## Data for this task
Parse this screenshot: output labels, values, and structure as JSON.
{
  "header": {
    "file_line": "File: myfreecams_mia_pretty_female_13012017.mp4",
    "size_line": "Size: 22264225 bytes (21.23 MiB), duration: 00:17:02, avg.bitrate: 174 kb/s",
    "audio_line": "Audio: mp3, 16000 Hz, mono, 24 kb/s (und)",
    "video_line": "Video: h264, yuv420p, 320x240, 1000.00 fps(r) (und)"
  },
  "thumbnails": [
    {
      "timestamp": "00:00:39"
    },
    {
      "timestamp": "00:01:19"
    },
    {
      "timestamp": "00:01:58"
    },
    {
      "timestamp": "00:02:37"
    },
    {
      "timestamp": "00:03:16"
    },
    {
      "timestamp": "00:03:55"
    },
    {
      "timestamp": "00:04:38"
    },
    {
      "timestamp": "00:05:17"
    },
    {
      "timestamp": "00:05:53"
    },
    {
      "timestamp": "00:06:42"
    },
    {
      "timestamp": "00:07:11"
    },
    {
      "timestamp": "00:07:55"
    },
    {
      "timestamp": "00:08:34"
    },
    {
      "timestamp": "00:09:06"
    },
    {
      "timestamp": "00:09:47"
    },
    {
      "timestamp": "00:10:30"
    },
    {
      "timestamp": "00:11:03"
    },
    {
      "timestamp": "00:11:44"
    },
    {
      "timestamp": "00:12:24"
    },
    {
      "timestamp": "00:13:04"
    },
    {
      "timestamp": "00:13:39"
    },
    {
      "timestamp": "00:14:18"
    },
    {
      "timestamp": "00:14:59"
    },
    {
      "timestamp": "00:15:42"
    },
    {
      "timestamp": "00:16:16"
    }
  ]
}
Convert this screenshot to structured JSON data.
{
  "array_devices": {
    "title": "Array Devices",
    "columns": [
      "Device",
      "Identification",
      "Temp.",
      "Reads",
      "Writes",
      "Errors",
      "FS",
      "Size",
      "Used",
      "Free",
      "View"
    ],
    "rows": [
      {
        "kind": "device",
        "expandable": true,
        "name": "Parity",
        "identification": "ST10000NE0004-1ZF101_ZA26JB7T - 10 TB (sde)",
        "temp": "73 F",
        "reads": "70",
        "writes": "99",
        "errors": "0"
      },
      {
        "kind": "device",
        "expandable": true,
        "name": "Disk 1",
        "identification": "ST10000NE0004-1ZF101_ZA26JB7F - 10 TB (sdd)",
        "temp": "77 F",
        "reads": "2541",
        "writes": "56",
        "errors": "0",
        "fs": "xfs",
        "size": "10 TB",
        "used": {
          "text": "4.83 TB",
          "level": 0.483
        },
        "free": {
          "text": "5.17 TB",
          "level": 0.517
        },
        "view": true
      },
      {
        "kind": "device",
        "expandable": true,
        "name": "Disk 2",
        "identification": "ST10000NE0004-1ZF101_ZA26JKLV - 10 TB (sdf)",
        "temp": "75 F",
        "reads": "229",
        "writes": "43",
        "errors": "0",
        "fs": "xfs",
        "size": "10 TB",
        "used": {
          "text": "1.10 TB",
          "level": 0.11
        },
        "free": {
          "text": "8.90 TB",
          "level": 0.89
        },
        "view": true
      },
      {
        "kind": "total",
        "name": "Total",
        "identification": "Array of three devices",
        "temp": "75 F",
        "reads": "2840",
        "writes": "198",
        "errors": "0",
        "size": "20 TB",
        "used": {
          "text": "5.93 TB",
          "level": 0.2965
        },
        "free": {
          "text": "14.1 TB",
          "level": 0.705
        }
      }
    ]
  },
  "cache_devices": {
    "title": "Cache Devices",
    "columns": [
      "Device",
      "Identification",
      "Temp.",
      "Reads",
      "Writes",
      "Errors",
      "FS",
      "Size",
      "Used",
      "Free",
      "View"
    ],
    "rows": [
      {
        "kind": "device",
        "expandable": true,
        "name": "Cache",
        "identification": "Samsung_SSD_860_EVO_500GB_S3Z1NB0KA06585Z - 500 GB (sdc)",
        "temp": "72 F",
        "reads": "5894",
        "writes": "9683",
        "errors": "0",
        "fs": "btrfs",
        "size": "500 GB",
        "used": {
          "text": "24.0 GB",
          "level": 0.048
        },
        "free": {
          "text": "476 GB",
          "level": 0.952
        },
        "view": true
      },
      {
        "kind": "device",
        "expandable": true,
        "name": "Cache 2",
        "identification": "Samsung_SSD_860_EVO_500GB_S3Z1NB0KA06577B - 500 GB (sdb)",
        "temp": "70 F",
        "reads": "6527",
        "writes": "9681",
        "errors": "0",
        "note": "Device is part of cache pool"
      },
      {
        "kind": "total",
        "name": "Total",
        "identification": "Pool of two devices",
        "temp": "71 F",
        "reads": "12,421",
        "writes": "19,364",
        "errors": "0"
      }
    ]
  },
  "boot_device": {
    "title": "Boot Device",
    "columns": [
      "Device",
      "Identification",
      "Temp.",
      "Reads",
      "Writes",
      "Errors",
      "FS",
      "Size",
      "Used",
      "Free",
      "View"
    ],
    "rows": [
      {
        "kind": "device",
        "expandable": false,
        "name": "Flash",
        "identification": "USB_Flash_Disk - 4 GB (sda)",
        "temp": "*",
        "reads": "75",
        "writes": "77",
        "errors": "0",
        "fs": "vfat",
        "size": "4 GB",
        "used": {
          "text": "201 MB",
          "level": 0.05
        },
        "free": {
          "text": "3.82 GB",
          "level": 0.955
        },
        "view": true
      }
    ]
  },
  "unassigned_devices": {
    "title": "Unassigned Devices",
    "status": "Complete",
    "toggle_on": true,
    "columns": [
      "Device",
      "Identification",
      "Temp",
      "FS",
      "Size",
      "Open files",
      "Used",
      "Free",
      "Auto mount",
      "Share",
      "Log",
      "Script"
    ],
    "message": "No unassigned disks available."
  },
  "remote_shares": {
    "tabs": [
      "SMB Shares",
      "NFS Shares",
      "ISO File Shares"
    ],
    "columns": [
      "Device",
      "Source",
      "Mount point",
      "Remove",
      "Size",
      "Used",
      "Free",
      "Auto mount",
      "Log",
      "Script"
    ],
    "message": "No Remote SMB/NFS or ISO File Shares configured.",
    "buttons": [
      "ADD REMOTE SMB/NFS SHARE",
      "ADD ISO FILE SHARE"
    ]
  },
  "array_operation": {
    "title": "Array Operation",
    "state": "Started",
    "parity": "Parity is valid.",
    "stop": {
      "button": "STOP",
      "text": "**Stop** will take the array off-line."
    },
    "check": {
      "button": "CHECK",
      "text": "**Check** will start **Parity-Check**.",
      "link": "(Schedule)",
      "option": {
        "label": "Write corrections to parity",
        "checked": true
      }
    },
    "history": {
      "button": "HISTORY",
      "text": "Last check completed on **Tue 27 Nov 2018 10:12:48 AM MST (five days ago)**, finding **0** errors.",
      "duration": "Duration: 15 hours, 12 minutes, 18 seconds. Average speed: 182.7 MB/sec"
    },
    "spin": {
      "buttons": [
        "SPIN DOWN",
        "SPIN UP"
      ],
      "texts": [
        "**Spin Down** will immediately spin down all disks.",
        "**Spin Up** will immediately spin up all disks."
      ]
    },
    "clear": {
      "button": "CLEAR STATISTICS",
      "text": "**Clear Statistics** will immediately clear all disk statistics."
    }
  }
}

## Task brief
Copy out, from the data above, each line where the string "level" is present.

## Completed task
          "level": 0.483
          "level": 0.517
          "level": 0.11
          "level": 0.89
          "level": 0.2965
          "level": 0.705
          "level": 0.048
          "level": 0.952
          "level": 0.05
          "level": 0.955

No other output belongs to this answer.